### [Problem requirements]
Lift every line from the entries that includes the word "Remote".

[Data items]
*** Begin section ***
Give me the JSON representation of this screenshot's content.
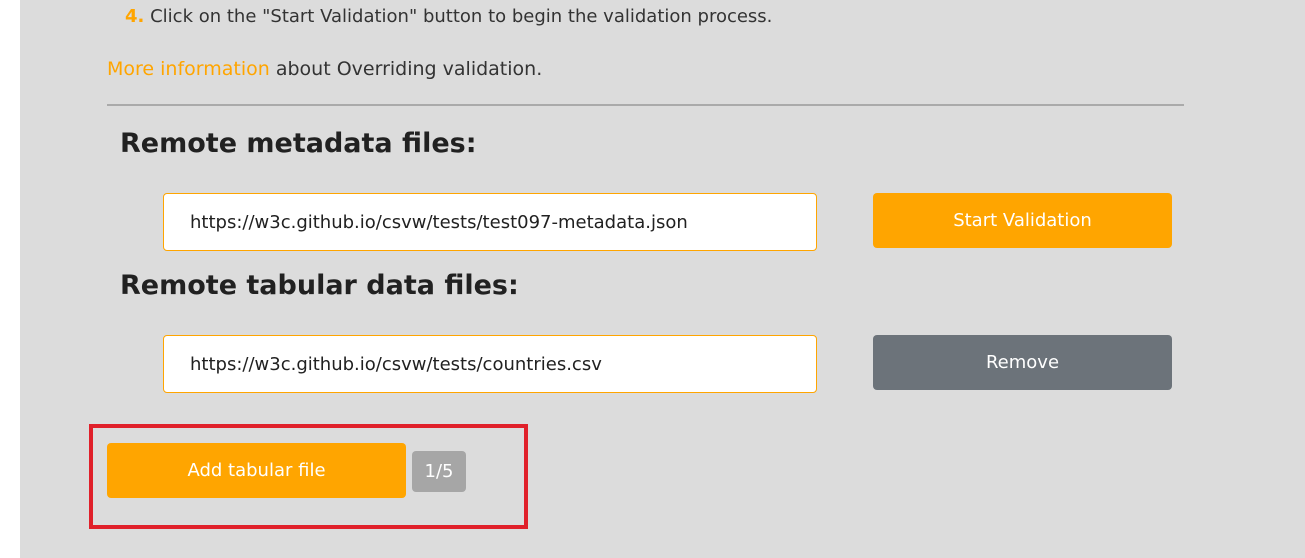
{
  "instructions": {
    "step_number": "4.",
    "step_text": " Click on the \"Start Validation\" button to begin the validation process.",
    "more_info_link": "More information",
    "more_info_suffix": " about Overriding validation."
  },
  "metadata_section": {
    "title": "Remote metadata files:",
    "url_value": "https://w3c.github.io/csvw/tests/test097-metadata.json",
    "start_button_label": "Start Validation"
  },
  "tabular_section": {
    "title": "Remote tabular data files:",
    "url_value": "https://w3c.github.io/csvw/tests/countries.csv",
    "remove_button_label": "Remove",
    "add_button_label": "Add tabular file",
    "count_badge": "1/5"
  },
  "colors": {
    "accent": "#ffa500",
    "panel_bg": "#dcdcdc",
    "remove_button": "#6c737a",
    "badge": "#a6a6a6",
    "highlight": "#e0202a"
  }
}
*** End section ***
### [Response below]
    "title": "Remote metadata files:",
    "title": "Remote tabular data files:",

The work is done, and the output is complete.